How many lines of the records below contain the word "Bars"? Answer with the number alone.

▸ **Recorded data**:
━━━━

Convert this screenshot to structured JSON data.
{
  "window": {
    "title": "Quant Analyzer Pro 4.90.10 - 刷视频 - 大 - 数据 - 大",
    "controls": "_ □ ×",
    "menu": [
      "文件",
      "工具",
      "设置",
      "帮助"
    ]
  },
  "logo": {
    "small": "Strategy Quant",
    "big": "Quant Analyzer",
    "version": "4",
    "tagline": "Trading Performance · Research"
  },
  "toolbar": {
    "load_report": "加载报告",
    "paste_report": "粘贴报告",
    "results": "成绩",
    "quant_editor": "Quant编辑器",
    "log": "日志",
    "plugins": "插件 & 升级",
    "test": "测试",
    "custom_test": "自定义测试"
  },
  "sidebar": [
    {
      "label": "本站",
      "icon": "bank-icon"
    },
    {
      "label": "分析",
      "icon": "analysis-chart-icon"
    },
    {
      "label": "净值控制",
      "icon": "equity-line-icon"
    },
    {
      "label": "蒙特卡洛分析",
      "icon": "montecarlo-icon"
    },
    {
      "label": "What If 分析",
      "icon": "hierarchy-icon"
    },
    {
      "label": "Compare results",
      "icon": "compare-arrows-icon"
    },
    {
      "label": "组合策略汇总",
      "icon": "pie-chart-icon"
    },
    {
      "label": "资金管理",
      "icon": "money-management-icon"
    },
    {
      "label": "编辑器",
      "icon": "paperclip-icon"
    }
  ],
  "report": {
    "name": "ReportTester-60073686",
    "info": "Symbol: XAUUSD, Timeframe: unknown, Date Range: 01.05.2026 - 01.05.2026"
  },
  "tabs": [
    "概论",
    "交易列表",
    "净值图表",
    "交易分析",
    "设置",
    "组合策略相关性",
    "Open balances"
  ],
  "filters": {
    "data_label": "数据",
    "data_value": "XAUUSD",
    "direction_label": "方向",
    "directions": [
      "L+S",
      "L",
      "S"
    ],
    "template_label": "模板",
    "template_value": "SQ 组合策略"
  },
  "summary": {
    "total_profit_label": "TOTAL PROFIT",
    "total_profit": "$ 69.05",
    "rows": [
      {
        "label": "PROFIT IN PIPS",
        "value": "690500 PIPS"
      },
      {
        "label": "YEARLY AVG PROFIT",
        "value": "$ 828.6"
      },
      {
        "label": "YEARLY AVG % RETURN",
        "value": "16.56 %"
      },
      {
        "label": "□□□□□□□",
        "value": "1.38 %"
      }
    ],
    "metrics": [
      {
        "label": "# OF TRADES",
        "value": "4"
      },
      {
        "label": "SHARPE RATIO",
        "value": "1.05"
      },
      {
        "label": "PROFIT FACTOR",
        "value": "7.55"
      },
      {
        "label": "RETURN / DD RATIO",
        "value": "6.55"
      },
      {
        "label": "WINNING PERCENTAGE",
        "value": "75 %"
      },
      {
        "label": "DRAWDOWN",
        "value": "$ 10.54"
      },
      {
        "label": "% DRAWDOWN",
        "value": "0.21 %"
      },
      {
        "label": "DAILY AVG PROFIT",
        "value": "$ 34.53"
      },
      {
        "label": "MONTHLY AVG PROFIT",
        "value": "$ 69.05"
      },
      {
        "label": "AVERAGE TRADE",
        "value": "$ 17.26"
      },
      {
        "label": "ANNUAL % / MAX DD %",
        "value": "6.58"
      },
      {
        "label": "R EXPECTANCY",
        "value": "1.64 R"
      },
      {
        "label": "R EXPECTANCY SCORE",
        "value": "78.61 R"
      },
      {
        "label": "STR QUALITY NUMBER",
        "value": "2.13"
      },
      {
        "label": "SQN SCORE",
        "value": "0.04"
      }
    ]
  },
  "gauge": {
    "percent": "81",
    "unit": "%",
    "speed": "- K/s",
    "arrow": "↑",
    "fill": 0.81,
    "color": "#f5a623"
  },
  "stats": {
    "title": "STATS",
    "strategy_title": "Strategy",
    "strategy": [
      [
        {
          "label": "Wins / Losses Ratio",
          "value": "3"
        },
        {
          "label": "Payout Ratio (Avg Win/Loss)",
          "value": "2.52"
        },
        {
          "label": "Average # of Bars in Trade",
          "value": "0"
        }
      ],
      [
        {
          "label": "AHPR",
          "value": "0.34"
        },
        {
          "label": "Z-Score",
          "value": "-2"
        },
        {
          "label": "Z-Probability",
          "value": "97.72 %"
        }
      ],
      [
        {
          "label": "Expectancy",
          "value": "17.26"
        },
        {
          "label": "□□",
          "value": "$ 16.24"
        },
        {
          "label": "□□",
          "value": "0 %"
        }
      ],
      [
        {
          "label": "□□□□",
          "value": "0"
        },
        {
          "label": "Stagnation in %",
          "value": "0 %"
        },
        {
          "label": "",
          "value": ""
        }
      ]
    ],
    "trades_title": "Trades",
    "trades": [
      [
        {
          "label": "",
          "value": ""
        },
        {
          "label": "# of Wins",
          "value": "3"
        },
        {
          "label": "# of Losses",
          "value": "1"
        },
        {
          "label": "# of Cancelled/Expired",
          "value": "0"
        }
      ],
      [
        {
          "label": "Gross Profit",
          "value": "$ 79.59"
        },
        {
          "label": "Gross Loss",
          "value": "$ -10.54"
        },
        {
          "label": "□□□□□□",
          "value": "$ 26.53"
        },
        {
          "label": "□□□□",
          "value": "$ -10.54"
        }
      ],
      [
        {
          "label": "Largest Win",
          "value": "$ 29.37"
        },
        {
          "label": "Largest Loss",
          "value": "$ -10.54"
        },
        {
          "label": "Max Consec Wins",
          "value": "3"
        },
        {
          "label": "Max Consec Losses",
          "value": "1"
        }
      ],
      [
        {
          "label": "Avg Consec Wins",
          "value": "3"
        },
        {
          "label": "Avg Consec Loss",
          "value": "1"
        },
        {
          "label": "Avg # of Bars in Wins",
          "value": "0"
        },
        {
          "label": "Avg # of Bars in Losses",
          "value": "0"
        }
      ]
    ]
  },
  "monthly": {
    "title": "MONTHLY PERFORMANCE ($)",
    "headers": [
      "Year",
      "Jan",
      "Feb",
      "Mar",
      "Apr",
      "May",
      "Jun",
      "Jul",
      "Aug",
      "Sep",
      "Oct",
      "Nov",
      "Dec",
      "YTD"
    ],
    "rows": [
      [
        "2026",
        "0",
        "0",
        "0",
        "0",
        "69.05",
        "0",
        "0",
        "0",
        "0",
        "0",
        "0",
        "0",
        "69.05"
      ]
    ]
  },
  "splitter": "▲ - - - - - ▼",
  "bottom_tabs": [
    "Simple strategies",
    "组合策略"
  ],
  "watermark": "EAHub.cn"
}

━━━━

▸ **RESPONSE TO THIS EXERCISE**:
3